What was supposed to be a celebration of a big milestone has turned into something else entirely for shareholders of the cloud software company ServiceNow.
The company’s fourth quarter results, reported yesterday, crushed the expectations of analysts: earnings per share was 18 cents, double the consensus view of 9 cents, while revenue at nearly $286 million beat the $281 million forecast and rose 44 percent after backing out the effects of currency exchange rates.
But today shares fell more than 20 percent and brought the shares of other cloud software companies — including Salesforce.com and Workday — along with it. See the five-day chart below.
Why? Billings were just shy of $366 million in the quarter, not the $375 million analysts had been looking for. Oops. On a conference call with analysts, CFO Michael Scarpelli said the company made an “error in its forecasting” which affected its guidance for the coming year. “If that error did not occur, we would have landed within the midpoint of our range,” he said.
The error, which stemmed partially from a large customer switching from paying once a year to every six months — affected billings, an important figure for cloud software companies.
Billings combines revenue (money collected for services delivered during the quarter) with deferred revenue (money that’s known to be coming in for services that haven’t been delivered yet). Analysts had expected billings of about $375 million for the current quarter, and north of $1.6 billion based on prior guidance from ServiceNow. The error that affected the outlook wasn’t caught until Dec. 15.
In the immortal words of Homer Simpson: “Doh!”
ServiceNow’s market valuation fell by more than $3 billion.
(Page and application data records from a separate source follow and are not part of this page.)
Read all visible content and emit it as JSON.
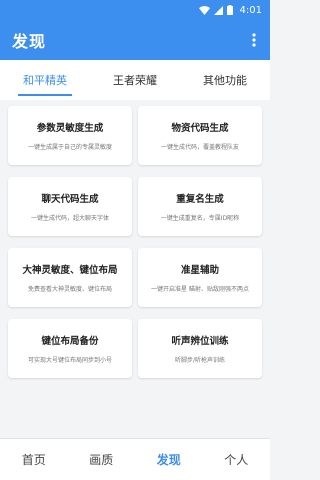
{
  "status_bar": {
    "time": "4:01"
  },
  "app_bar": {
    "title": "发现"
  },
  "tabs": [
    {
      "label": "和平精英",
      "active": true
    },
    {
      "label": "王者荣耀",
      "active": false
    },
    {
      "label": "其他功能",
      "active": false
    }
  ],
  "cards": [
    {
      "title": "参数灵敏度生成",
      "subtitle": "一键生成属于自己的专属灵敏度"
    },
    {
      "title": "物资代码生成",
      "subtitle": "一键生成代码，覆盖教程队友"
    },
    {
      "title": "聊天代码生成",
      "subtitle": "一键生成代码，超大聊天字体"
    },
    {
      "title": "重复名生成",
      "subtitle": "一键生成重复名，专属ID昵称"
    },
    {
      "title": "大神灵敏度、键位布局",
      "subtitle": "免费查看大神灵敏度、键位布局"
    },
    {
      "title": "准星辅助",
      "subtitle": "一键开启准星 瞄射、贴敌刚强不两点"
    },
    {
      "title": "键位布局备份",
      "subtitle": "可实现大号键位布局同步到小号"
    },
    {
      "title": "听声辨位训练",
      "subtitle": "听脚步/听枪声训练"
    }
  ],
  "bottom_nav": [
    {
      "label": "首页",
      "active": false
    },
    {
      "label": "画质",
      "active": false
    },
    {
      "label": "发现",
      "active": true
    },
    {
      "label": "个人",
      "active": false
    }
  ],
  "colors": {
    "primary": "#3d8fef",
    "background": "#f3f4f6"
  }
}
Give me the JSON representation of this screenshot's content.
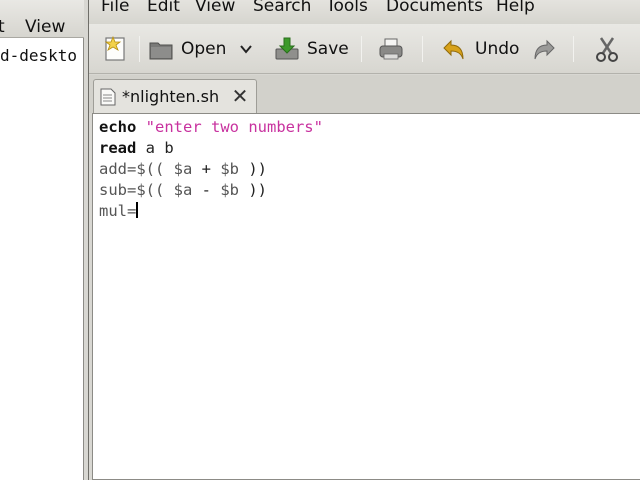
{
  "background_window": {
    "menus": [
      "t",
      "View"
    ],
    "path_text": "d-deskto"
  },
  "menubar": {
    "items": [
      "File",
      "Edit",
      "View",
      "Search",
      "Tools",
      "Documents",
      "Help"
    ]
  },
  "toolbar": {
    "open_label": "Open",
    "save_label": "Save",
    "undo_label": "Undo"
  },
  "tab": {
    "label": "*nlighten.sh"
  },
  "editor": {
    "lines": [
      {
        "kw": "echo",
        "rest": " ",
        "str": "\"enter two numbers\""
      },
      {
        "kw": "read",
        "rest": " a b"
      },
      {
        "plain": "add=$(( ",
        "var1": "$a",
        "op": " + ",
        "var2": "$b",
        "end": " ))"
      },
      {
        "plain": "sub=$(( ",
        "var1": "$a",
        "op": " - ",
        "var2": "$b",
        "end": " ))"
      },
      {
        "plain": "mul="
      }
    ]
  },
  "colors": {
    "string": "#c8329f",
    "undo_arrow": "#d8a21a",
    "save_arrow": "#3c9a2a"
  }
}
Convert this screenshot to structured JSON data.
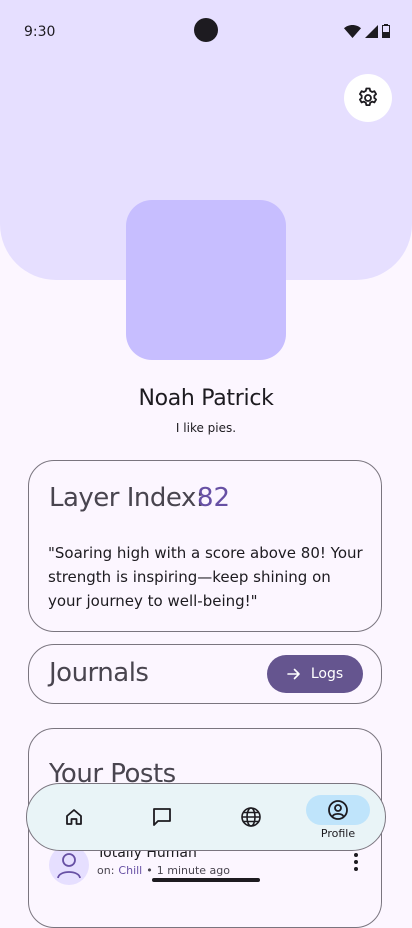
{
  "status_bar": {
    "time": "9:30"
  },
  "profile": {
    "name": "Noah Patrick",
    "bio": "I like pies."
  },
  "layer_index": {
    "title": "Layer Index:",
    "value": "82",
    "quote": "\"Soaring high with a score above 80! Your strength is inspiring—keep shining on your journey to well-being!\""
  },
  "journals": {
    "title": "Journals",
    "logs_label": "Logs"
  },
  "posts": {
    "title": "Your Posts",
    "items": [
      {
        "author": "Totally Human",
        "on_label": "on:",
        "channel": "Chill",
        "time": "1 minute ago"
      }
    ]
  },
  "bottom_nav": {
    "items": [
      {
        "icon": "home-icon"
      },
      {
        "icon": "chat-icon"
      },
      {
        "icon": "globe-icon"
      },
      {
        "icon": "profile-icon",
        "label": "Profile",
        "active": true
      }
    ]
  },
  "colors": {
    "header": "#e6dfff",
    "avatar": "#c7beff",
    "accent": "#6750a4",
    "logs_button": "#65558f",
    "nav_background": "#e9f4f7",
    "nav_active": "#bfe4fb"
  }
}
Shareholder jitters extended to the other two cloud software flag-bearers, Salesforce and Workday, which fell 2 percent and 4 percent respectively.
Analysts who cover ServiceNow were quick to counsel against hasty judgements.
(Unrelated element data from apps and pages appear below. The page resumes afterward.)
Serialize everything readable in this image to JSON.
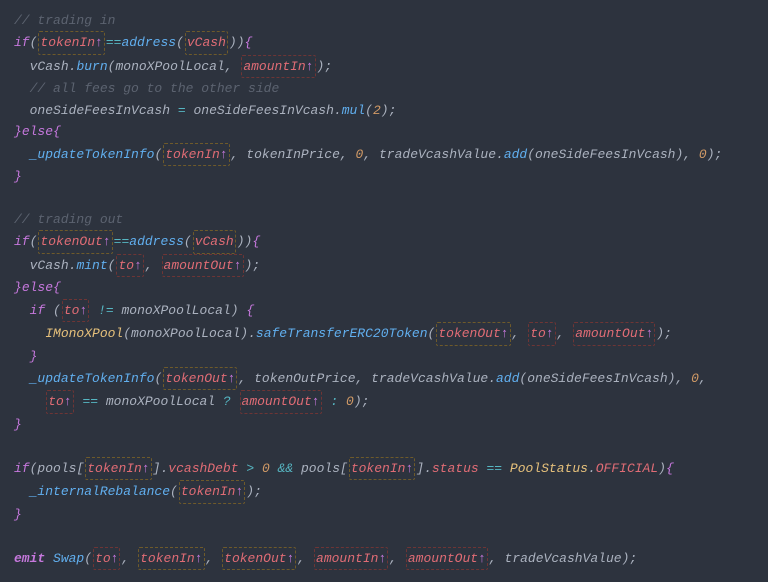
{
  "c1": "// trading in",
  "c2": "// all fees go to the other side",
  "c3": "// trading out",
  "if": "if",
  "else": "else",
  "emit": "emit",
  "tokenIn": "tokenIn",
  "tokenOut": "tokenOut",
  "amountIn": "amountIn",
  "amountOut": "amountOut",
  "to": "to",
  "address": "address",
  "vCash": "vCash",
  "burn": "burn",
  "mint": "mint",
  "mul": "mul",
  "add": "add",
  "mono": "monoXPoolLocal",
  "one": "oneSideFeesInVcash",
  "uti": "_updateTokenInfo",
  "tokenInPrice": "tokenInPrice",
  "tokenOutPrice": "tokenOutPrice",
  "trade": "tradeVcashValue",
  "impool": "IMonoXPool",
  "safe": "safeTransferERC20Token",
  "pools": "pools",
  "vcashDebt": "vcashDebt",
  "status": "status",
  "poolStatus": "PoolStatus",
  "official": "OFFICIAL",
  "irb": "_internalRebalance",
  "swap": "Swap",
  "zero": "0",
  "two": "2",
  "eqeq": "==",
  "neq": "!=",
  "and": "&&",
  "assign": "=",
  "gt": ">",
  "q": "?",
  "col": ":",
  "dot": ".",
  "comma": ",",
  "semi": ";",
  "op": "(",
  "cp": ")",
  "ob": "{",
  "cb": "}",
  "obk": "[",
  "cbk": "]",
  "arrow": "↑"
}
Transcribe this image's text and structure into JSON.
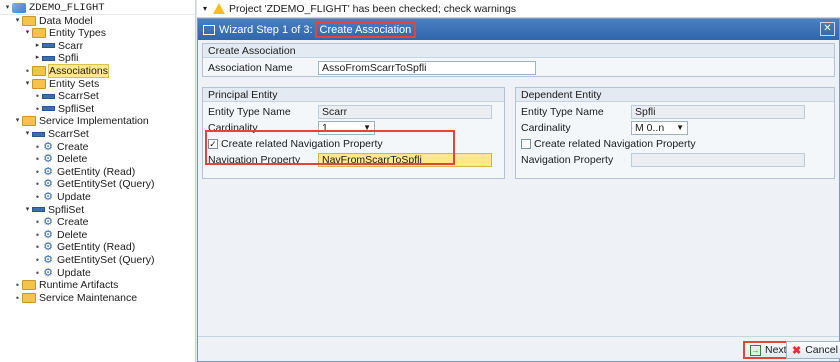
{
  "tree": {
    "items": [
      {
        "label": "ZDEMO_FLIGHT",
        "kind": "project",
        "level": 0,
        "toggle": "▾"
      },
      {
        "label": "Data Model",
        "kind": "folder",
        "level": 1,
        "toggle": "▾"
      },
      {
        "label": "Entity Types",
        "kind": "folder",
        "level": 2,
        "toggle": "▾"
      },
      {
        "label": "Scarr",
        "kind": "entity",
        "level": 3,
        "toggle": "▸"
      },
      {
        "label": "Spfli",
        "kind": "entity",
        "level": 3,
        "toggle": "▸"
      },
      {
        "label": "Associations",
        "kind": "folder",
        "level": 2,
        "toggle": "•",
        "selected": true
      },
      {
        "label": "Entity Sets",
        "kind": "folder",
        "level": 2,
        "toggle": "▾"
      },
      {
        "label": "ScarrSet",
        "kind": "entity",
        "level": 3,
        "toggle": "•"
      },
      {
        "label": "SpfliSet",
        "kind": "entity",
        "level": 3,
        "toggle": "•"
      },
      {
        "label": "Service Implementation",
        "kind": "folder",
        "level": 1,
        "toggle": "▾"
      },
      {
        "label": "ScarrSet",
        "kind": "entity",
        "level": 2,
        "toggle": "▾"
      },
      {
        "label": "Create",
        "kind": "op",
        "level": 3,
        "toggle": "•"
      },
      {
        "label": "Delete",
        "kind": "op",
        "level": 3,
        "toggle": "•"
      },
      {
        "label": "GetEntity (Read)",
        "kind": "op",
        "level": 3,
        "toggle": "•"
      },
      {
        "label": "GetEntitySet (Query)",
        "kind": "op",
        "level": 3,
        "toggle": "•"
      },
      {
        "label": "Update",
        "kind": "op",
        "level": 3,
        "toggle": "•"
      },
      {
        "label": "SpfliSet",
        "kind": "entity",
        "level": 2,
        "toggle": "▾"
      },
      {
        "label": "Create",
        "kind": "op",
        "level": 3,
        "toggle": "•"
      },
      {
        "label": "Delete",
        "kind": "op",
        "level": 3,
        "toggle": "•"
      },
      {
        "label": "GetEntity (Read)",
        "kind": "op",
        "level": 3,
        "toggle": "•"
      },
      {
        "label": "GetEntitySet (Query)",
        "kind": "op",
        "level": 3,
        "toggle": "•"
      },
      {
        "label": "Update",
        "kind": "op",
        "level": 3,
        "toggle": "•"
      },
      {
        "label": "Runtime Artifacts",
        "kind": "folder",
        "level": 1,
        "toggle": "•"
      },
      {
        "label": "Service Maintenance",
        "kind": "folder",
        "level": 1,
        "toggle": "•"
      }
    ]
  },
  "message": {
    "text": "Project 'ZDEMO_FLIGHT' has been checked; check warnings",
    "icon": "warning-icon"
  },
  "dialog": {
    "title_prefix": "Wizard Step 1 of 3:",
    "title_highlight": "Create Association",
    "create_association": {
      "header": "Create Association",
      "name_label": "Association Name",
      "name_value": "AssoFromScarrToSpfli"
    },
    "principal": {
      "header": "Principal Entity",
      "type_label": "Entity Type Name",
      "type_value": "Scarr",
      "card_label": "Cardinality",
      "card_value": "1",
      "nav_check_label": "Create related Navigation Property",
      "nav_checked": true,
      "nav_label": "Navigation Property",
      "nav_value": "NavFromScarrToSpfli"
    },
    "dependent": {
      "header": "Dependent Entity",
      "type_label": "Entity Type Name",
      "type_value": "Spfli",
      "card_label": "Cardinality",
      "card_value": "M 0..n",
      "nav_check_label": "Create related Navigation Property",
      "nav_checked": false,
      "nav_label": "Navigation Property",
      "nav_value": ""
    },
    "buttons": {
      "next": "Next",
      "cancel": "Cancel"
    }
  },
  "colors": {
    "highlight_red": "#e2453c",
    "title_bar": "#2f67ad",
    "focus_field": "#ffe98a"
  }
}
“Back up the truck” and buy more was the advice of Canaccord analyst Richard Davis.
“While at first blush the quarter/guide looked bad, after walking through a forecasting error … the story doesn’t change materially,” wrote Matthew Hedberg of RBC Capital Markets.
ServiceNow offers cloud-based software and services that help other companies automate their corporate IT environment. The company didn’t comment on the error in addition to what was discussed on the conference call.
Despite the forecasting snafu, CEO Frank Slootman said its pipeline of future business looks promising.
“We really have quite strong visibility in how the business plays out from one quarter to the next,” he said on the conference call. “It’s a nice thing about the SaaS business where you have also big backlogs and deferred [revenue] that it’s really rock solid that way. We really don’t depend on one quarter or another being an outlier either to the positive or the negative.”
This article originally appeared on Recode.net.